The global pandemic caused by COVID-19 is reshaping our world in profound ways. It has exposed the fragility of our economic modus operandi, and the highly globalised supply chains that underpin it. But while a recession looks likely in many parts of the world, the other ramifications of this virus remain far from certain.
The environment is good case in point. Debate is currently ongoing about whether COVID-19 will lead to an increase in our commitment to mitigate climate breakdown or the reverse. On the one hand, the state’s provision of economic life-support gives governments a huge opportunity to influence the direction of travel post-lockdown. Loans, for instance, could be predicated on businesses agreeing to incorporate greater resilience and sustainability into their operations, future-proofing themselves against a variety of existential threats.
As well as this, COVID-19 has forced our societies to base their actions on the advice of scientists; epidemiologists govern our lives at present. While the timescales of their disease transmission models are not comparable to those used in climatology, this experience has nonetheless compelled our politicians and populations to listen to experts; to trust and respect their knowledge and conclusions. There is every chance that this increased legitimacy will spill over into discussions about the environment, granting climate scientists and ecologists a level of political authority they should have had for decades.
On the other hand, the desperate need to restart our economies and get their money-making engines roaring again may lead to a spike in emissions-heavy activity once lockdown is lifted. Countless cooped-up citizens will want to fly away from their isolation bunkers and reconnect with the world they temporarily lost access to. Whether it’s for a holiday, to visit relatives or get business deals back on track, air travel is likely to spike.
At the same time, airlines themselves are lobbying the International Civil Aviation Organisation (ICAO) to amend CORSIA, the Carbon Offsetting and Reduction Scheme for International Aviation. The industry claims its strained business models won’t be able to cope with the lower emissions baseline that will result from COVID-19’s effects on their operations. What is certain is that they won’t be the only sector calling for more regulatory leniency post-lockdown, as struggling businesses across the globe attempt to get back on their feet after a disastrous couple of months.

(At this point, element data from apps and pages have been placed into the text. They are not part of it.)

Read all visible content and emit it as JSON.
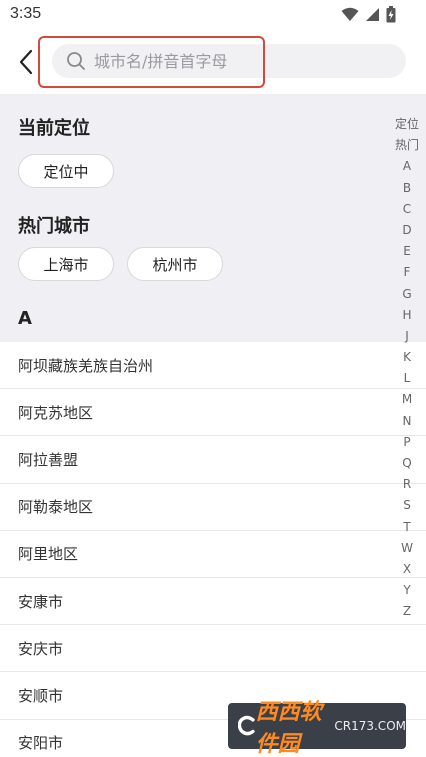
{
  "status_bar": {
    "time": "3:35"
  },
  "search": {
    "placeholder": "城市名/拼音首字母"
  },
  "current_location": {
    "title": "当前定位",
    "chip": "定位中"
  },
  "hot_cities": {
    "title": "热门城市",
    "items": [
      "上海市",
      "杭州市"
    ]
  },
  "section_letter": "A",
  "cities": [
    "阿坝藏族羌族自治州",
    "阿克苏地区",
    "阿拉善盟",
    "阿勒泰地区",
    "阿里地区",
    "安康市",
    "安庆市",
    "安顺市",
    "安阳市"
  ],
  "index_bar": [
    "定位",
    "热门",
    "A",
    "B",
    "C",
    "D",
    "E",
    "F",
    "G",
    "H",
    "J",
    "K",
    "L",
    "M",
    "N",
    "P",
    "Q",
    "R",
    "S",
    "T",
    "W",
    "X",
    "Y",
    "Z"
  ],
  "watermark": {
    "brand": "西西软件园",
    "site": "CR173.COM"
  },
  "colors": {
    "highlight": "#d6493a",
    "background_gray": "#efeff4"
  }
}
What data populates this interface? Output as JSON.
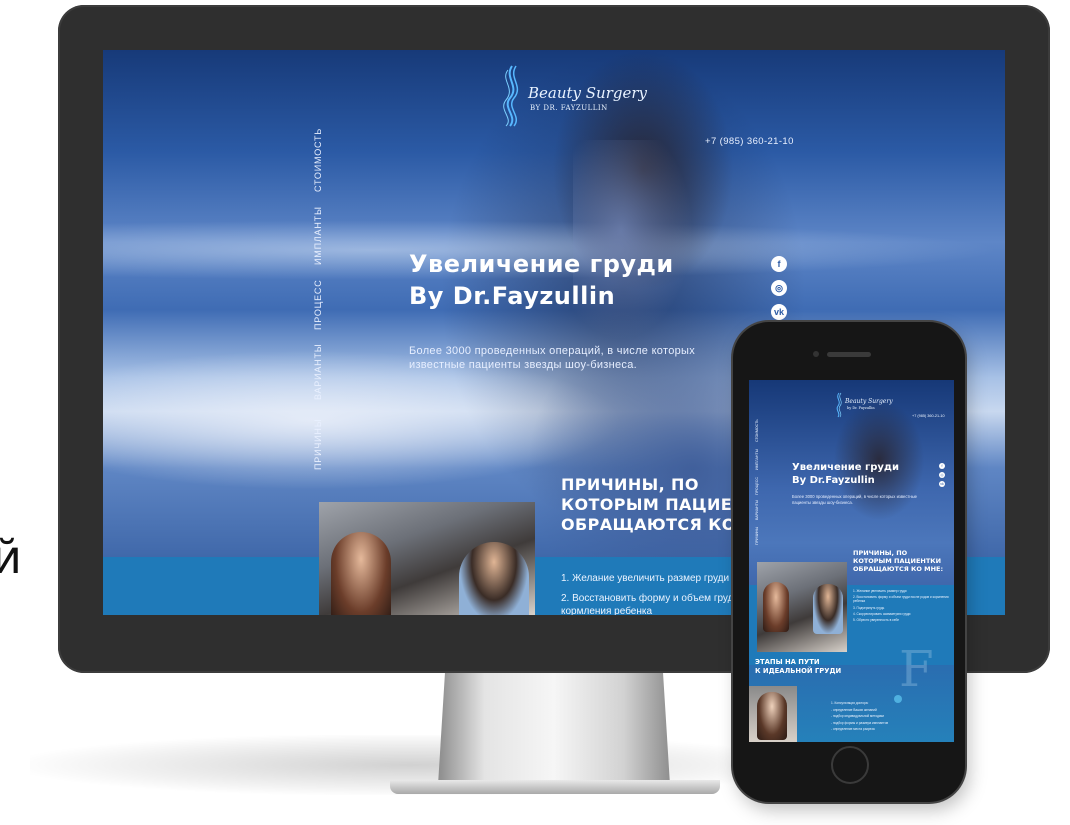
{
  "stray_text": "й",
  "desktop": {
    "brand": {
      "line1": "Beauty Surgery",
      "line2": "BY DR. FAYZULLIN"
    },
    "phone": "+7 (985) 360-21-10",
    "nav": [
      "ПРИЧИНЫ",
      "ВАРИАНТЫ",
      "ПРОЦЕСС",
      "ИМПЛАНТЫ",
      "СТОИМОСТЬ"
    ],
    "hero": {
      "title_line1": "Увеличение груди",
      "title_line2": "By Dr.Fayzullin",
      "subtitle": "Более 3000 проведенных операций, в числе которых известные пациенты звезды шоу-бизнеса."
    },
    "social": [
      "f",
      "◎",
      "vk"
    ],
    "reasons": {
      "title_line1": "ПРИЧИНЫ, ПО",
      "title_line2": "КОТОРЫМ ПАЦИЕНТКИ",
      "title_line3": "ОБРАЩАЮТСЯ КО МНЕ:",
      "items": [
        "1. Желание увеличить размер груди",
        "2. Восстановить форму и объем груди после родов и кормления ребенка"
      ]
    }
  },
  "mobile": {
    "brand": {
      "line1": "Beauty Surgery",
      "line2": "by Dr. Fayzullin"
    },
    "phone": "+7 (985) 360-21-10",
    "nav": [
      "ПРИЧИНЫ",
      "ВАРИАНТЫ",
      "ПРОЦЕСС",
      "ИМПЛАНТЫ",
      "СТОИМОСТЬ"
    ],
    "hero": {
      "title_line1": "Увеличение груди",
      "title_line2": "By Dr.Fayzullin",
      "subtitle": "Более 3000 проведенных операций, в числе которых известные пациенты звезды шоу-бизнеса."
    },
    "social": [
      "f",
      "◎",
      "vk"
    ],
    "reasons": {
      "title_line1": "ПРИЧИНЫ, ПО",
      "title_line2": "КОТОРЫМ ПАЦИЕНТКИ",
      "title_line3": "ОБРАЩАЮТСЯ КО МНЕ:",
      "items": [
        "1. Желание увеличить размер груди",
        "2. Восстановить форму и объем груди после родов и кормления ребенка",
        "3. Подчеркнуть грудь",
        "4. Скорректировать асимметрию груди",
        "5. Обрести уверенность в себе"
      ]
    },
    "stages": {
      "title_line1": "ЭТАПЫ НА ПУТИ",
      "title_line2": "К ИДЕАЛЬНОЙ ГРУДИ",
      "letter": "F",
      "items": [
        "1. Консультация доктора:",
        "- определение Ваших желаний",
        "- подбор индивидуальной методики",
        "- подбор формы и размера имплантов",
        "- определение места разреза"
      ]
    }
  }
}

These competing influences make it difficult to predict whether COVID-19 will ultimately prove a boon or a burden for the environmental agenda. In a sense, though, worrying about such outcomes is a distraction because regardless of how businesses feel post-lockdown, the climate crisis isn’t going away. The amount of time and the amount of emissions we have left before the 1.5°C target becomes impossible remains unchanged. We must not lose sight of that fact.
Moreover, if there is one overarching lesson to be learnt from our response to COVID-19, it is that any delay in reacting to a threat can lead to exponential increases in both the scale of the problem and the danger it poses. Climate change will be no different.
There will be some positives we can glean from this public health crisis. One will be that we learn a lot from simply living through the experience of a pandemic. The corresponding economic slowdown, though clearly detrimental overall, potentially offers us another: the time for reflection.
With many businesses’ core operations hit hard, some now have the capacity - and headspace - to focus less on the immediate, day-to-day running of their companies and more on long-term, strategic goals like resilience, sustainability and purpose.
For the businesses that can, now is a good time to be self-evaluating and asking fundamental, even existential, questions:
‘Are our supply chains resilient?’
‘How can we adapt and remain competitive, going forward?’
‘Is our business model truly sustainable? If not, how can we make it so?’
‘What does our business understand sustainable to even mean?’
THE THREAT OF CLIMATE CHANGE ISN’T GOING AWAY:
COVID-19 will continue to cast a long shadow over our lives for many months to come. Much of the damage it has done, and will do, is out of our control. But within our power to change is how we spend the time this economic eclipse has granted. By using it to square up to the other threats our businesses and societies face we can achieve something useful, and not only despite the current lockdown but because of it.
The bottom line is that no matter how long we are dogged by this coronavirus, we still have to face up climate change together. That threat isn’t going away, and neither are we.